> Exercise aim
Give the number of lines below that hold the string "Layanan", and nothing more.
*** Material for this task ***
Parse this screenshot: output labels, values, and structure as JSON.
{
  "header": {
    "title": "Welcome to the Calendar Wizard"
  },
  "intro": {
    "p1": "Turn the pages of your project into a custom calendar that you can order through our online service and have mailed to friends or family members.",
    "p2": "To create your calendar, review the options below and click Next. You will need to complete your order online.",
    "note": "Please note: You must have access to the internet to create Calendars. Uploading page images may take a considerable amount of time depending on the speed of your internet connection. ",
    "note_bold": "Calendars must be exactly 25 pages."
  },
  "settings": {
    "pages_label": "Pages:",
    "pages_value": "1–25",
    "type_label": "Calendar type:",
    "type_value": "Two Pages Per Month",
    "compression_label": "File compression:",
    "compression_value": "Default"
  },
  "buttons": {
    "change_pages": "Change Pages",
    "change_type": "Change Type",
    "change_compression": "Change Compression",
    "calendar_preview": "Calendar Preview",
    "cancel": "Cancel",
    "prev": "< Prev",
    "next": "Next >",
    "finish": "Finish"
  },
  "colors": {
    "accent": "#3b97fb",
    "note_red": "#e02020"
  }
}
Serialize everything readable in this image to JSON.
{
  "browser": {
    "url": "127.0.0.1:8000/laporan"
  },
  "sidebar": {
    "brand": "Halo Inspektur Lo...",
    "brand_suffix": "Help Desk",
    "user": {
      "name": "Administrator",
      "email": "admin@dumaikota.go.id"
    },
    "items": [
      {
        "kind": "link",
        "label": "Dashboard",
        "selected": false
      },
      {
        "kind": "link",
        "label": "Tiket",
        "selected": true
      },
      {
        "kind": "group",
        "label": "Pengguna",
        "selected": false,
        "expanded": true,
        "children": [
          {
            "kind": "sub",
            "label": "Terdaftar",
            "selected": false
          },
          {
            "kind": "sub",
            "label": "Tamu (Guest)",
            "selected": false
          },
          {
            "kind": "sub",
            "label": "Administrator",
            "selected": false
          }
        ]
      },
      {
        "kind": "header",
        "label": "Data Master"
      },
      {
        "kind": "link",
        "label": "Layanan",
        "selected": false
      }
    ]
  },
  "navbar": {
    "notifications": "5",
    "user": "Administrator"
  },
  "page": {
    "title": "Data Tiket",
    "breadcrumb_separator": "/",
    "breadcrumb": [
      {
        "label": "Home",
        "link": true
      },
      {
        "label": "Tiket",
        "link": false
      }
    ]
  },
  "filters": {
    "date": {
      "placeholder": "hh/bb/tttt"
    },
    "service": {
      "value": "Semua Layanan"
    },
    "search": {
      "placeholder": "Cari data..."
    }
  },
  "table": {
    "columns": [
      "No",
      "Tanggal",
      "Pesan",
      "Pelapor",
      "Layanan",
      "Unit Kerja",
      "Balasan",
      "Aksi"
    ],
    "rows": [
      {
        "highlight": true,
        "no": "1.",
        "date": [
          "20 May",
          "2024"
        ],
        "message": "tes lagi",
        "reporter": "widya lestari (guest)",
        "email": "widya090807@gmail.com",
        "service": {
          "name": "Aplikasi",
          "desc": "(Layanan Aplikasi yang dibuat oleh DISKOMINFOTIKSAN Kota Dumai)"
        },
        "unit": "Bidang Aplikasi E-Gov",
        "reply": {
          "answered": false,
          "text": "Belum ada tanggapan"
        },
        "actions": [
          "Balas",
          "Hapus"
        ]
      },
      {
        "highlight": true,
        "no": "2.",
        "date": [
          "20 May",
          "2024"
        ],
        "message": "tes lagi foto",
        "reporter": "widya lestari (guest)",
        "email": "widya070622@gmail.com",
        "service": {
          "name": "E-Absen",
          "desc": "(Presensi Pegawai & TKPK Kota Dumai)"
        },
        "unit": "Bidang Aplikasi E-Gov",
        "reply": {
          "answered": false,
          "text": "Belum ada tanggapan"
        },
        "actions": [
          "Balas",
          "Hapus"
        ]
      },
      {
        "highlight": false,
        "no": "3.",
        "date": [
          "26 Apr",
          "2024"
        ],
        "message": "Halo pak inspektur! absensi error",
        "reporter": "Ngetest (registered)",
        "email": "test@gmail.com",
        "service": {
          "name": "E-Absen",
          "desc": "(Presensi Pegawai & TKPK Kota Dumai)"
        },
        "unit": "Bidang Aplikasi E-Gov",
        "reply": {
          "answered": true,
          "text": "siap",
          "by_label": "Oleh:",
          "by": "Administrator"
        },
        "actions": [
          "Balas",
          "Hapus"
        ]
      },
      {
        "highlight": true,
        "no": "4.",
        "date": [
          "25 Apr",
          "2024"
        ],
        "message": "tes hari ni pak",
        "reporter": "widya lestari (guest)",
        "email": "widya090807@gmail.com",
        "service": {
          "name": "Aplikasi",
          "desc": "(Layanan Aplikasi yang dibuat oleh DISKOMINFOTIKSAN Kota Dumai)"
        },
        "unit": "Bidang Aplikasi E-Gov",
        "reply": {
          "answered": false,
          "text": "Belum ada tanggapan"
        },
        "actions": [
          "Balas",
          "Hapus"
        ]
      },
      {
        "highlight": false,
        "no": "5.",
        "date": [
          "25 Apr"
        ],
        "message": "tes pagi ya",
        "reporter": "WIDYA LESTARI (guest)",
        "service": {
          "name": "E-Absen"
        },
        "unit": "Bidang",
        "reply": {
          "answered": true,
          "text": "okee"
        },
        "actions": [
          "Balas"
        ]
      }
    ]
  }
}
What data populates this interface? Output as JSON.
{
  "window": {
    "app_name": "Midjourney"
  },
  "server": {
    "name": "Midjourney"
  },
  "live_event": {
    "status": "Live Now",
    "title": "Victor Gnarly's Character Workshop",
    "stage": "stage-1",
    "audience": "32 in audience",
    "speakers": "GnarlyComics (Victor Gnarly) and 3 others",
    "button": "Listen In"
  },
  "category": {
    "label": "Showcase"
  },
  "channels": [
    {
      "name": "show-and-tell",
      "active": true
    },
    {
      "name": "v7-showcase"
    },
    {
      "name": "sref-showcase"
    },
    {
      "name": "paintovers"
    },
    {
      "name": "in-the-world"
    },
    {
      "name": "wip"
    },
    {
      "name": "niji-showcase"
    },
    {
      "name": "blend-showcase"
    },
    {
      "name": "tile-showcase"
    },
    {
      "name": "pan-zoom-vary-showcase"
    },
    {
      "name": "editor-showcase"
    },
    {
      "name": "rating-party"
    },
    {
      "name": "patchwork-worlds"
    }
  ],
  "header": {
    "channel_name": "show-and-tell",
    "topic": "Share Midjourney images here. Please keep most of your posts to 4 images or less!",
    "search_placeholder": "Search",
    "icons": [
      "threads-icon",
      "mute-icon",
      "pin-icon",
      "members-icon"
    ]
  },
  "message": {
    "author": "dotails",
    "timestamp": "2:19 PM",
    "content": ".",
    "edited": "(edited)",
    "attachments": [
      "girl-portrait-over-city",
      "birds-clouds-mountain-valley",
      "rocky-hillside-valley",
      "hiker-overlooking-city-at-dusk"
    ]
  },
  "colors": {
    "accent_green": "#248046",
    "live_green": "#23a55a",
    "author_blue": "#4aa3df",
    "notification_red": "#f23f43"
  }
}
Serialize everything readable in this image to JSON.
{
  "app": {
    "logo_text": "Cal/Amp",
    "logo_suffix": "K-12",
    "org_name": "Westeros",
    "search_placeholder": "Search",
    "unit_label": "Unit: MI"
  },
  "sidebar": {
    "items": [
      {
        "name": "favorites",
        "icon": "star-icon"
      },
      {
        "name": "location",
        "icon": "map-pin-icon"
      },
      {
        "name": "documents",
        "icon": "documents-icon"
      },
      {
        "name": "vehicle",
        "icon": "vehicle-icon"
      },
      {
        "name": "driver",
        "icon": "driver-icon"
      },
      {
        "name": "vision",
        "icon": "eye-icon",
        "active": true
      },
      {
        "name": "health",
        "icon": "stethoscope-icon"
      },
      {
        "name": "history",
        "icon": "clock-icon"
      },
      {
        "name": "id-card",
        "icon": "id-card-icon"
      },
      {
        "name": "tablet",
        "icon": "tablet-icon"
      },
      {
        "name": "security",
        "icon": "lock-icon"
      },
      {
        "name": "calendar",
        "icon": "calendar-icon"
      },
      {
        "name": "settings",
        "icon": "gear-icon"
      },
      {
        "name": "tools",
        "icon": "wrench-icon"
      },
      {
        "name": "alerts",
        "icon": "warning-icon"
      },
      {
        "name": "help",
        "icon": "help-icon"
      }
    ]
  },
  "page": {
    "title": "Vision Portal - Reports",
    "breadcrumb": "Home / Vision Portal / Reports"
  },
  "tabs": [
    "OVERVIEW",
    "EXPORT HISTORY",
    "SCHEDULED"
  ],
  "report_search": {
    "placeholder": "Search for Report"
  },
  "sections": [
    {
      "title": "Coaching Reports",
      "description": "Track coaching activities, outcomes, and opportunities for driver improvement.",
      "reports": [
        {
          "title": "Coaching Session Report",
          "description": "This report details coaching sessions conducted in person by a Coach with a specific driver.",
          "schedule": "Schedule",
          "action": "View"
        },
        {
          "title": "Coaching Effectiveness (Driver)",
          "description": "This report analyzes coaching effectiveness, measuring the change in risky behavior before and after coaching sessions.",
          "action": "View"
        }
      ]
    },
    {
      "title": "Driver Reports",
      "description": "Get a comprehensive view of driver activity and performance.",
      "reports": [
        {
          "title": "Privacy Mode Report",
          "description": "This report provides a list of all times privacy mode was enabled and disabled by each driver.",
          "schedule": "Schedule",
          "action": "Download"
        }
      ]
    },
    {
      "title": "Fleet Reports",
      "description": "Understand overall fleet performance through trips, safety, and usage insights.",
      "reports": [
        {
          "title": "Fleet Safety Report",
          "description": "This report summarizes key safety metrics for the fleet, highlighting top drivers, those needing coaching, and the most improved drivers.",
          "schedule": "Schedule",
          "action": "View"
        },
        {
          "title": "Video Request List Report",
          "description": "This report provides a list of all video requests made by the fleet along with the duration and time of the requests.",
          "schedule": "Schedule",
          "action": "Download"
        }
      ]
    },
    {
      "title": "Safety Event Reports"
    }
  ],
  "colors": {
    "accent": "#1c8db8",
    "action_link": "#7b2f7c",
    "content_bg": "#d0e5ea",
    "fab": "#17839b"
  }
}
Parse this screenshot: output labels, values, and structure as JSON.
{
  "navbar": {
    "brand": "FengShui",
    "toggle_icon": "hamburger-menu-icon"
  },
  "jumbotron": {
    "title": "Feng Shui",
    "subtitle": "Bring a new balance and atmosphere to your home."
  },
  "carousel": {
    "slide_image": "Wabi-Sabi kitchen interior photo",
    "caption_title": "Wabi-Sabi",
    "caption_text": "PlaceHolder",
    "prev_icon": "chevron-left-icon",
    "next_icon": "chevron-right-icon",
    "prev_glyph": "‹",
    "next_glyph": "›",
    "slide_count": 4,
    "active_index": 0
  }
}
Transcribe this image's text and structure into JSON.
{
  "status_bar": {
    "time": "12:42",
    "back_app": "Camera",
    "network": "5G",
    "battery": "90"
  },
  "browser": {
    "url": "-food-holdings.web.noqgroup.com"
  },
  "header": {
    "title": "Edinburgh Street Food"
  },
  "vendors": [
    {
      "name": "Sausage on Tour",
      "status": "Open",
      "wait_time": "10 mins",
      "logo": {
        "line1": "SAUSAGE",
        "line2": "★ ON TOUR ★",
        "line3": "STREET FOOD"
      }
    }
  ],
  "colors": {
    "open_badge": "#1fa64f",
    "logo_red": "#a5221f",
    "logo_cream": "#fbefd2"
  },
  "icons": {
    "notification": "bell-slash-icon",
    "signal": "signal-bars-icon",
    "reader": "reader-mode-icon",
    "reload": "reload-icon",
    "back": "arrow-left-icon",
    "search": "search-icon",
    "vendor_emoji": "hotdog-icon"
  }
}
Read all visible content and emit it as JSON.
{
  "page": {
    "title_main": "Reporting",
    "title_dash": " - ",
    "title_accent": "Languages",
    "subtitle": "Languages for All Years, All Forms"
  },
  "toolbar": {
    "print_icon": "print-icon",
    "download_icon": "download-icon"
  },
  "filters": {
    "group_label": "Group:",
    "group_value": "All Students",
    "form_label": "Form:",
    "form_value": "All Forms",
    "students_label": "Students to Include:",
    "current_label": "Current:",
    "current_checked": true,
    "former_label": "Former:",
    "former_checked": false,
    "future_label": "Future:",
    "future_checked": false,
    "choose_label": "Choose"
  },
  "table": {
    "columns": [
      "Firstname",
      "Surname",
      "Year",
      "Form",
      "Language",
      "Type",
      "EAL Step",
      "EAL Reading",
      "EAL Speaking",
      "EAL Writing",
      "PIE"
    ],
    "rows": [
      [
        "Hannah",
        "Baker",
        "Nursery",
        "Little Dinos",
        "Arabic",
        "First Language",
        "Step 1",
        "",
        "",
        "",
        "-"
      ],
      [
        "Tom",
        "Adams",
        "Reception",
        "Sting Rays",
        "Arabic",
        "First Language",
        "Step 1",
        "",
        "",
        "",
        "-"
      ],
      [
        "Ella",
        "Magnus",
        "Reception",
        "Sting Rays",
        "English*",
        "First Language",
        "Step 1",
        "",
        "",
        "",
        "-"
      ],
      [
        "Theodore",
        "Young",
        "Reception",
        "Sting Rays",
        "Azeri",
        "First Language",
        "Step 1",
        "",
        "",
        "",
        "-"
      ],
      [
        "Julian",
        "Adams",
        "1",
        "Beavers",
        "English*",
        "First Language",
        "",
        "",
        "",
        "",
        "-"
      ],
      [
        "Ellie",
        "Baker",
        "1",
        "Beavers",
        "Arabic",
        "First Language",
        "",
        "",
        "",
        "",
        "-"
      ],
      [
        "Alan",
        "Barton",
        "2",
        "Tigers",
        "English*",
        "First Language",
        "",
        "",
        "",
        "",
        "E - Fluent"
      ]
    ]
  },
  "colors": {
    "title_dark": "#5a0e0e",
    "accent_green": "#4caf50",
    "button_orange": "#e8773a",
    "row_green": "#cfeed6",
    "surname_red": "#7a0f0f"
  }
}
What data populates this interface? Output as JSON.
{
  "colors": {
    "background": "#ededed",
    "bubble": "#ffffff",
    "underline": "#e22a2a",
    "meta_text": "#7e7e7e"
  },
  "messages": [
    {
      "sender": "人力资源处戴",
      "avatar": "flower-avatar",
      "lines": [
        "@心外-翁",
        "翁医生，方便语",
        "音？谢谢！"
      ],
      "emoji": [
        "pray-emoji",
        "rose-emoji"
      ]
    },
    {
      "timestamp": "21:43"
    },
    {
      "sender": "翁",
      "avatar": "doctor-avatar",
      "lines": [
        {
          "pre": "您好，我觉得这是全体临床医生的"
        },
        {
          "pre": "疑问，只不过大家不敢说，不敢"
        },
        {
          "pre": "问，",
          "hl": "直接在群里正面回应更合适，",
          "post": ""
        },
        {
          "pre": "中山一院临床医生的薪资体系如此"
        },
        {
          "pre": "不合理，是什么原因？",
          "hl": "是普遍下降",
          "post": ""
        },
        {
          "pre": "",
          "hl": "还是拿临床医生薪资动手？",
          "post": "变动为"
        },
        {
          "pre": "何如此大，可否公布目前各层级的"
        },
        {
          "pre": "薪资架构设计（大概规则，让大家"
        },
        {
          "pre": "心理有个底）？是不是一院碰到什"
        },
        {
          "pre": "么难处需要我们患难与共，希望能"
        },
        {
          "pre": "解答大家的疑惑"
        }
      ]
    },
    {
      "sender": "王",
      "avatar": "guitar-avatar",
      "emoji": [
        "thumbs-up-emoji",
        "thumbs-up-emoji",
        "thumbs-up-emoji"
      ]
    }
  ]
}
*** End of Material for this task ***
> Your response
5